It is also very nice to have a welcome and course overview video on your homepage – especially with you on camera. As we’ve mentioned throughout, making sure your students see you physically and see that you’re a real human being is important. It’s particularly important at the beginning when they are still figuring things out and need a human touchpoint that can feel comfortable approaching with questions. For examples of course welcome videos, take a look at the Being Present in Your Online Course page from Module 1.
Other Welcoming Actions
Even in large classes, having a personal introductions discussion is recommended. When your enrollments top 50-60 you may want to break them down into smaller groups. It is better for students to get to know at least some others in the class rather than not have introductions at all because the course is too large to introduce themselves to everyone. Whether you choose to do video, text, or student option, letting students “like” each other’s introduction posts is a good way to let students show support of one another without scrolling through dozens “that’s great” or “I like that too” posts.
Keep in mind that students are not inherently interested in introducing themselves or reading/watching the introductions of their peers. Striking a balance between getting information that is useful to you and starting to build community is important. Think about the information that you would find useful. Would it be helpful to know who are majors in your department and who are taking the course as an elective, to know what interested them in the class (especially if it’s an elective) or to know what they hope to learn?
The standard “something interesting or unusual about yourself” question, may look frivolous, but it’s a good way for students to connect to each other. Other options for online icebreakers include
- posting a meme that they feel represents themselves or portrays something they would want other potential teammates to know about them if you’re having them form their own groups or pairs,
- sharing a picture of a favorite thing or place and a sentence about it,
- sharing two truths and a lie and then having other students guess the lie,
- asking any sort of preference question that could generate groups for later activities such as
- what type of animal would you be and why (asking them to share a picture of a baby version of the animal will increase interest in the discussion)
- what type of candy would you be and why (sort into chocolate, fruit-flavored, hard candies, etc.)
- what superhero power would you have and why (sort into motion powers (speed, flight, etc), control powers (fire, weather, telekinesis, etc.), mutation powers (grow, shrink, stretch, invisibility, etc.), etc.)
- favorite food with a link to a recipe or restaurant and why they like it

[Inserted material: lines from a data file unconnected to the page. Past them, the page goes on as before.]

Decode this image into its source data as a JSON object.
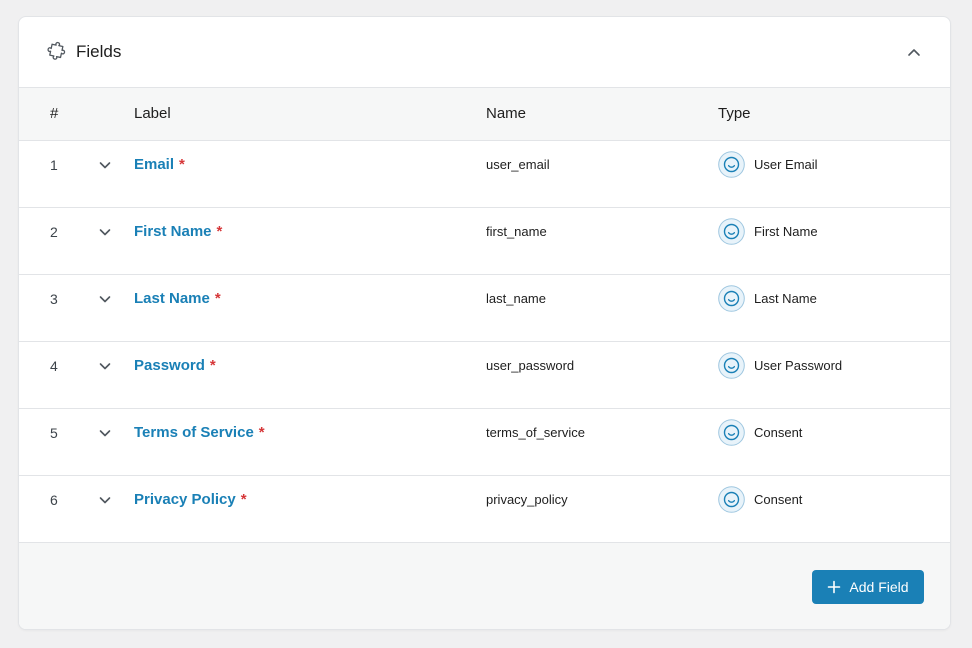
{
  "header": {
    "title": "Fields",
    "icon": "puzzle-icon",
    "collapse_icon": "chevron-up-icon"
  },
  "table": {
    "columns": {
      "number": "#",
      "label": "Label",
      "name": "Name",
      "type": "Type"
    },
    "rows": [
      {
        "number": "1",
        "label": "Email",
        "required": "*",
        "name": "user_email",
        "type": "User Email"
      },
      {
        "number": "2",
        "label": "First Name",
        "required": "*",
        "name": "first_name",
        "type": "First Name"
      },
      {
        "number": "3",
        "label": "Last Name",
        "required": "*",
        "name": "last_name",
        "type": "Last Name"
      },
      {
        "number": "4",
        "label": "Password",
        "required": "*",
        "name": "user_password",
        "type": "User Password"
      },
      {
        "number": "5",
        "label": "Terms of Service",
        "required": "*",
        "name": "terms_of_service",
        "type": "Consent"
      },
      {
        "number": "6",
        "label": "Privacy Policy",
        "required": "*",
        "name": "privacy_policy",
        "type": "Consent"
      }
    ]
  },
  "footer": {
    "add_label": "Add Field"
  },
  "colors": {
    "accent": "#1a80b6",
    "required": "#d63638",
    "header_bg": "#f6f7f7",
    "page_bg": "#f0f0f1"
  }
}
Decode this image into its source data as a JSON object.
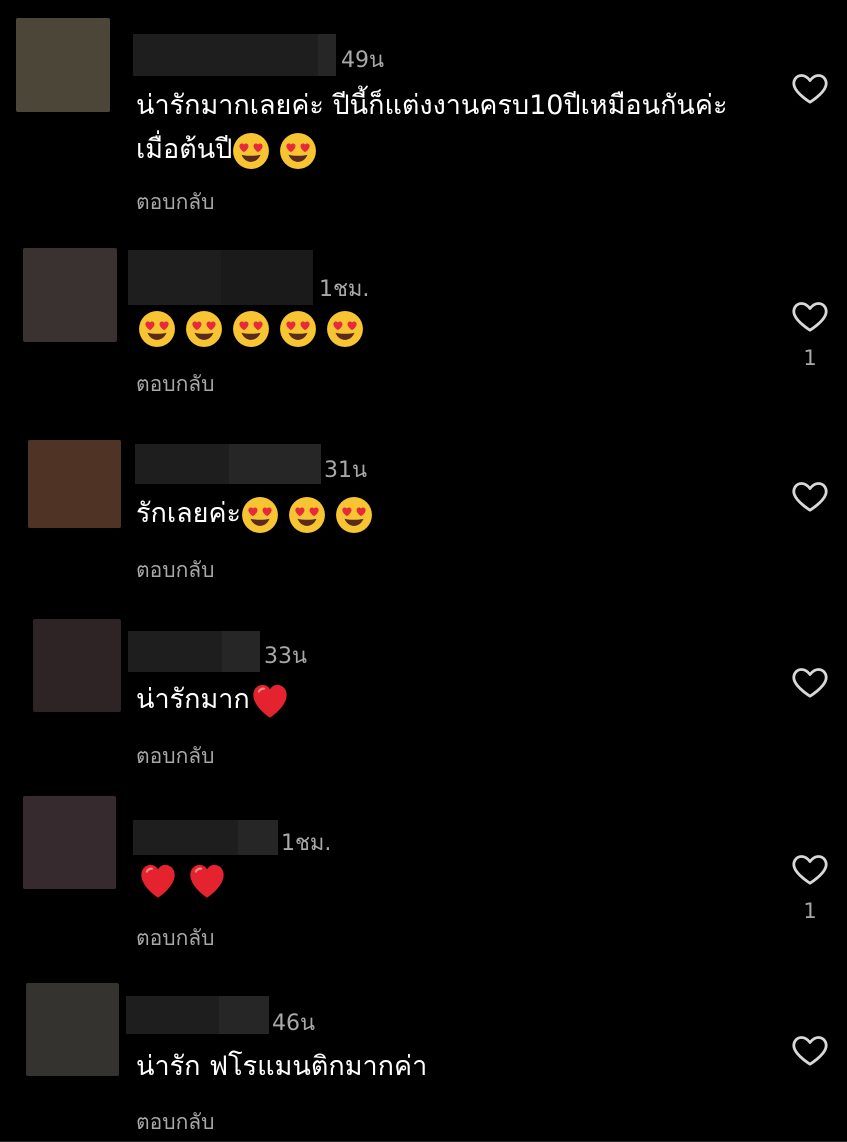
{
  "comments": [
    {
      "time": "49น",
      "text": "น่ารักมากเลยค่ะ ปีนี้ก็แต่งงานครบ10ปีเหมือนกันค่ะเมื่อต้นปี",
      "emojis": [
        "heart-eyes",
        "heart-eyes"
      ],
      "reply": "ตอบกลับ",
      "likes": "",
      "avatar_color": "#4c4638"
    },
    {
      "time": "1ชม.",
      "text": "",
      "emojis": [
        "heart-eyes",
        "heart-eyes",
        "heart-eyes",
        "heart-eyes",
        "heart-eyes"
      ],
      "reply": "ตอบกลับ",
      "likes": "1",
      "avatar_color": "#3a3230"
    },
    {
      "time": "31น",
      "text": "รักเลยค่ะ",
      "emojis": [
        "heart-eyes",
        "heart-eyes",
        "heart-eyes"
      ],
      "reply": "ตอบกลับ",
      "likes": "",
      "avatar_color": "#4f3426"
    },
    {
      "time": "33น",
      "text": "น่ารักมาก",
      "emojis": [
        "red-heart"
      ],
      "reply": "ตอบกลับ",
      "likes": "",
      "avatar_color": "#2f2425"
    },
    {
      "time": "1ชม.",
      "text": "",
      "emojis": [
        "red-heart",
        "red-heart"
      ],
      "reply": "ตอบกลับ",
      "likes": "1",
      "avatar_color": "#372a2e"
    },
    {
      "time": "46น",
      "text": "น่ารัก ฟโรแมนติกมากค่า",
      "emojis": [],
      "reply": "ตอบกลับ",
      "likes": "",
      "avatar_color": "#34332f"
    }
  ],
  "icons": {
    "like": "heart-outline-icon"
  },
  "colors": {
    "background": "#000000",
    "secondary_text": "#a8a8a8"
  }
}
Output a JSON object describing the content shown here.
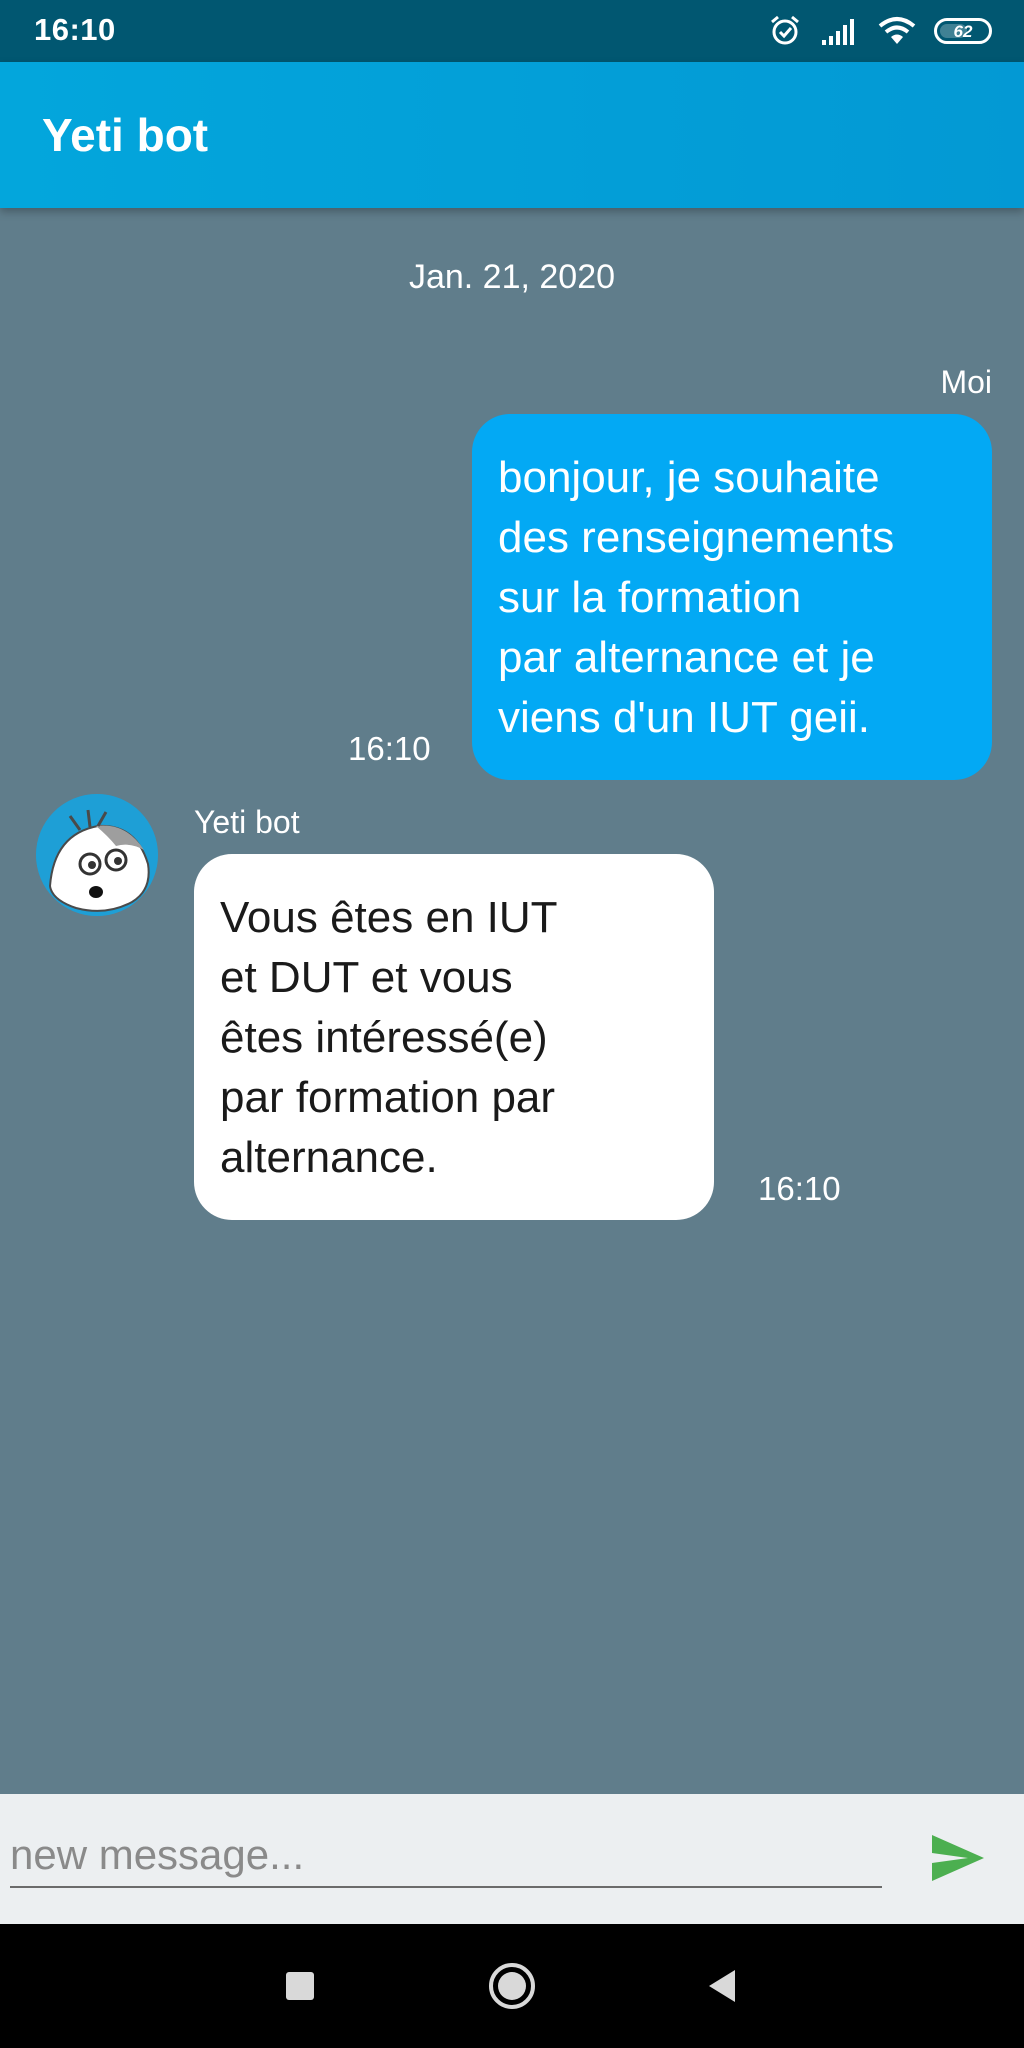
{
  "status_bar": {
    "time": "16:10",
    "battery_level": "62",
    "icons": [
      "alarm-icon",
      "signal-icon",
      "wifi-icon",
      "battery-icon"
    ]
  },
  "app_bar": {
    "title": "Yeti bot"
  },
  "chat": {
    "date": "Jan. 21, 2020",
    "messages": [
      {
        "sender": "Moi",
        "text": "bonjour, je souhaite\ndes renseignements\nsur la formation\npar alternance et je\nviens d'un IUT geii.",
        "time": "16:10",
        "outgoing": true
      },
      {
        "sender": "Yeti bot",
        "avatar_icon": "yeti-avatar-icon",
        "text": "Vous êtes en IUT\net DUT et vous\nêtes intéressé(e)\npar formation par\nalternance.",
        "time": "16:10",
        "outgoing": false
      }
    ]
  },
  "composer": {
    "placeholder": "new message...",
    "value": "",
    "send_icon": "send-icon"
  },
  "nav_bar": {
    "buttons": [
      "recents-icon",
      "home-icon",
      "back-icon"
    ]
  },
  "colors": {
    "status_bar": "#015771",
    "app_bar": "#03a6dc",
    "chat_background": "#607d8b",
    "outgoing_bubble": "#03a9f4",
    "incoming_bubble": "#ffffff",
    "composer_background": "#eceff1",
    "send_icon": "#4caf50"
  }
}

Finding something in common is easier done in casual hallway conversation before class or on break. Providing a place for that social presence to begin online is helpful. Do be careful when asking introduction questions to make sure you are not asking things that students may be uncomfortable saying in public (like age) or that are irrelevant in a course where students are geographically dispersed (like where they went to high school).